- Additional information
These are the same cams used by many high-end German tuners who are achieving sizeable gains on the BMW M3 V8. For the power-hungry, these cams are a great way to achieve a linear increase in horsepower from mid-range all the way to redline, especially when combined with exhaust modifications .
This is one full set of Schrick cam shafts, 4 cams total, for the S65 V8 M3 engine. These cams are the 292 degree version, and includes two intake cams and two exhaust cams. Professional installation is a must due to the complexity of the dual VAN0S V8 motor.
Shrick valve springs MUST be used with 292 Cams available separately
10485E1921-L0Intake Cam (left)292*/132-74*/12.2mm/0.4mm-7.37mm
10485E1921-R0Intake Cam (right)292*/132-74*/12.2mm/0.4mm-7.37mm
10485A1921-L0Exhaust Cam (left)292*/134-86*/12.2mm/0.35mm-5.75mm
10485A1921-R0Exhaust Cam (right)292*/134-86*/12.2mm/0.35mm-5.75mm
These 292 Degree Schrick Cams fit the following BMWs:
2008+ E90 M3
2008+ E92 M3
2008+ E93 M3
Contact us for deals available on camshafts & tuning package!
What do I need a camshaft for?
The cam shaft is part of the mechanical engine control. The intake and exhaust valves of the engine are mechanically actuated for gas exchange control by the camshaft or in fact, controlled. The camshaft significantly impacts on the characteristics of the engine through its direct influence on the gas-exchange control. The camshaft is driven by a toothed belt or the so-called timing chain. Through the so-called “sharper” camshaft, the engine performance can be optimised and thus represents the most influential measure of a well-thought-out tuning package.
Are sport camshafts really sharp?
In the past, the term “sharp” camshaft was fixed in most people’s minds. And yet the cam shape of a sport camshaft is not really sharper. Due to the longer valve openings, most cam profiles are actually rounder than a series profile. The longer valve openings allow for a higher volumetric efficiency in the cylinder which conversely results in higher engine performance to be realised.
How are sport and series camshafts different?
Series camshafts offer a very good compromise for the demands of everyday traffic on the engine: Acceptable cruising speed on long stretches of the motorway, quiet idling at low speeds and the cleanest possible emissions. If lower requirements are placed on one or more of these criteria, a camshaft can be designed to function better in the remaining criteria.
The tuner must now find the ideal compromise for his engine tuning. A racing camshaft causes, for example, a substantial power increase at high speeds. In return, idling at a low speed is no longer possible. Sport camshafts open the valves further and longer; exhaust and intake valves are open for a longer time period. The expert speaks here of valve-opening overlap. At high speeds, the filling of the cylinder is improved. At low speeds, the idling is erratic, because fresh gas is mixed with the exhaust to a greater extent.
What is so special about Schrick camshafts?
Schrick does not distinguish between Formula 1 camshafts and those for our tuning programme.
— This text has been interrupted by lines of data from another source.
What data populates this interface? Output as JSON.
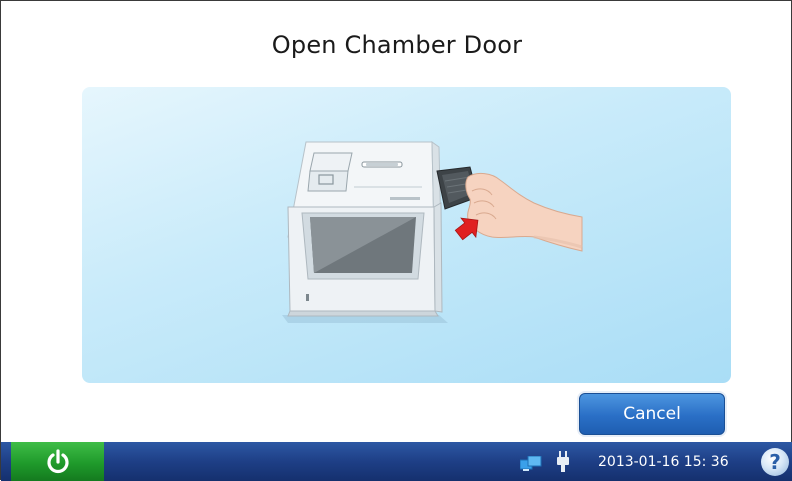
{
  "page": {
    "title": "Open  Chamber Door"
  },
  "illustration": {
    "icon": "analyzer-open-chamber-door-illustration"
  },
  "actions": {
    "cancel_label": "Cancel"
  },
  "taskbar": {
    "power_icon": "power-icon",
    "network_icon": "network-icon",
    "plug_icon": "power-plug-icon",
    "datetime": "2013-01-16  15: 36",
    "help_label": "?"
  },
  "colors": {
    "accent_blue": "#2a6fc6",
    "taskbar_blue": "#1e3f86",
    "power_green": "#1f9a2b",
    "panel_light_blue": "#c9ebfa",
    "arrow_red": "#e02020"
  }
}
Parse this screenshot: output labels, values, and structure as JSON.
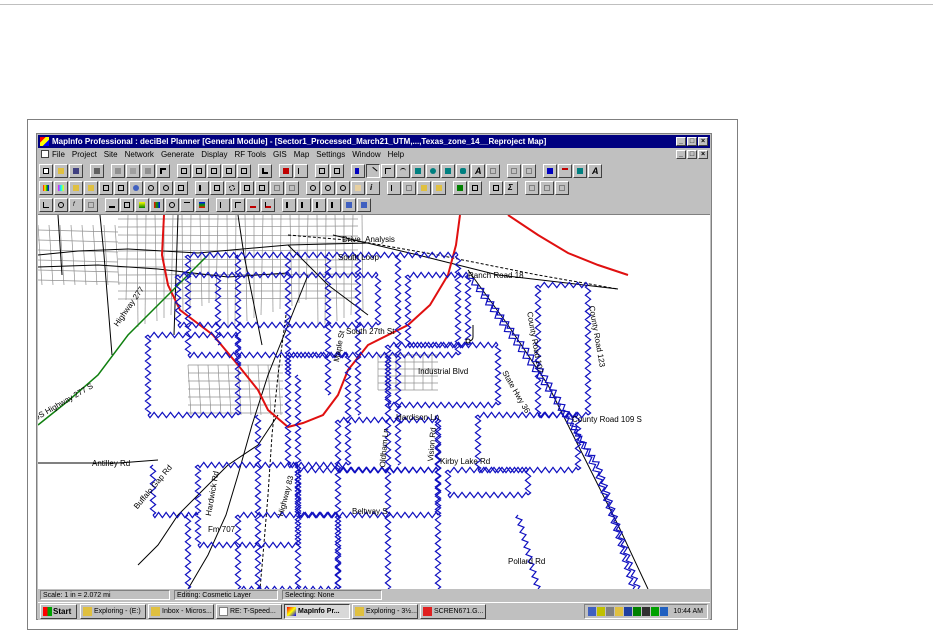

One and the same engineers use one and the same machinery in the production. The camshafts are designed and manufactured on modern CNC processing machines using consistent CAD-CAM applications. Precision, high performance and quality are our claim – Consider using a stronger word.
What camshaft do I need for normal road tuning?
If the vehicle is intended for normal street use, i.e. with a stable engine idle and the ability to pass an emissions test (idle to lower rpm range), it is important to consider a small valve lift at TDC. As a rule of thumb, for valve lift at TDC, the following applies: 2-valve engines with valve lash 2.3 mm, 4-valve engines with valve lash 1.5 mm, 2-valve engines with hydraulic lifter 1.9 mm, 4-valve engines with hydraulic lifter 1.1 mm. If these values are exceeded, the idle becomes increasingly unstable and the torque in the lower speed range decreases.
What camshaft do I need for the racetrack?
Camshafts with larger opening angles and a resulting higher valve lift at TDC, should be used for racing applications. Exceptions to this are engines with individual throttle valves (each cylinder has a throttle valve) or carburettor engines.
How do I identify my existing Schrick camshaft?
Have you found an older Schrick camshaft? Or you are not sure which camshaft is installed in the engine or you are missing the camshaft’s settings data? Not a problem. All Schrick camshafts are consistently labelled with their part number in the form of a unique twelve-digit number. The number is always a laser engraving and is located on the shaft of the camshaft or on one of the end faces depending on the camshaft.